Although parthenogenesis is a fascinating reproductive strategy, it has some drawbacks. One major disadvantage is that it can lead to very low genetic diversity in a population. This lack of diversity can make a population more susceptible to disease and environmental changes.

Another disadvantage of parthenogenesis is that it can be difficult for a population to rebound from a catastrophic event. If most of the female members of a population are killed by a natural disaster, the entire population could be lost if there are no males present to mate with the remaining females.

Overall, parthenogenesis is an interesting reproductive strategy, but it has its drawbacks. If you are interested in keeping lizards as pets, you should stick to species that reproduce sexually.

Can Lizards Lay Eggs Without a Male

Do Lizards Lay Eggs All the Time?

No, lizards do not lay eggs all the time. Lizards generally lay eggs during the spring and summer months when food is plentiful and the weather is warm. Some species of lizard will lay eggs multiple times throughout the season while others will only lay eggs once.

Lizards that live in cold areas go into a type of hibernation during the winter. During this time, they do not lay eggs.

Do Lizards Make Nests in Houses?

While it is not common, sometimes lizards will make their nests inside homes. This usually happens if the lizard has found its way indoors and cannot find a way back out.

If you find a lizard nest in your home, there is no need to be alarmed. The lizard is not likely to stay for long and will not cause any damage.

If you want to get rid of the lizard nest, you can gently remove it and release the lizards outside. Make sure to do this at night when they are most active. You can also use a reptile repellent to keep them away from your home.

Useful Video: Lizard laying eggs


So, do lizards lay eggs? The answer is both yes and no. Some species of lizard give birth to live young while others lay eggs.

No matter what type of lizard it is, they all have one thing in common: they need to find a place to bury their eggs or keep their young safe and protected until they are ready to hatch or be born.

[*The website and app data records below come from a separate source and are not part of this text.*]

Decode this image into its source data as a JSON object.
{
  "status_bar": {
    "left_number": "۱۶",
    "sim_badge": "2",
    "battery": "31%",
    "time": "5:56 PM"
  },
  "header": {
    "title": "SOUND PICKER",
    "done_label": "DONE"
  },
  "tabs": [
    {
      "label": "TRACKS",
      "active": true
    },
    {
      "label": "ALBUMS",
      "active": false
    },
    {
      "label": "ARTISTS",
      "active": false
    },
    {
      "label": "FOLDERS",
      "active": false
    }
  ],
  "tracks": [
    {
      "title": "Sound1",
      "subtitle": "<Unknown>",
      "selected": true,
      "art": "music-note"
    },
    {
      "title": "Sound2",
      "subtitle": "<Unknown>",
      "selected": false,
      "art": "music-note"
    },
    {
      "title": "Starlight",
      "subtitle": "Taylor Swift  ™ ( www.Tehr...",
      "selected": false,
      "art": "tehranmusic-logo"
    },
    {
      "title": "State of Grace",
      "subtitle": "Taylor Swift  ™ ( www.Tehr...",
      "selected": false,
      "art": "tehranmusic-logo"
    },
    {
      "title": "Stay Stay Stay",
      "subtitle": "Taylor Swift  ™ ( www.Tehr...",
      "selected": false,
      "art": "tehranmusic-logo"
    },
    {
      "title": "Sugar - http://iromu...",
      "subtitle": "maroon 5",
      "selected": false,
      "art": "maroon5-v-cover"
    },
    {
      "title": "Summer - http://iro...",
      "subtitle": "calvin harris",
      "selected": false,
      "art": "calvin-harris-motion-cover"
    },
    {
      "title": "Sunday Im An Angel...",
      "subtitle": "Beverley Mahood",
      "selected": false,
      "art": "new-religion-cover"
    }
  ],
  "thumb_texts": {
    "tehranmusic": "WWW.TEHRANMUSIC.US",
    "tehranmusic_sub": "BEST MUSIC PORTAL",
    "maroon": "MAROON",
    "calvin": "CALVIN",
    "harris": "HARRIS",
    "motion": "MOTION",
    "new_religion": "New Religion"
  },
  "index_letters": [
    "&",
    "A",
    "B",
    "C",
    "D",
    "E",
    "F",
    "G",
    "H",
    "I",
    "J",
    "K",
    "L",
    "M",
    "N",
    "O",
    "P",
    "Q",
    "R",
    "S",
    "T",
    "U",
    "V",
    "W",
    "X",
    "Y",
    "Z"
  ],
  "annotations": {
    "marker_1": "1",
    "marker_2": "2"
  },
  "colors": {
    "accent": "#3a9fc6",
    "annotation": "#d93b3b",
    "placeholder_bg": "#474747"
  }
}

Thanks for reading! We hope you found this article helpful. If you have any questions or would like to share your own experiences with lizard egg-laying, please leave a comment below!


  1. https://a-z-animals.com/blog/do-lizards-lay-eggs/
  2. https://www.britannica.com/animal/lizard/Natural-history
  3. https://www.rentokil.com.sg/my-pest-control-quick-tips/my-home-tips/where-does-house-lizard-lay-their-eggs/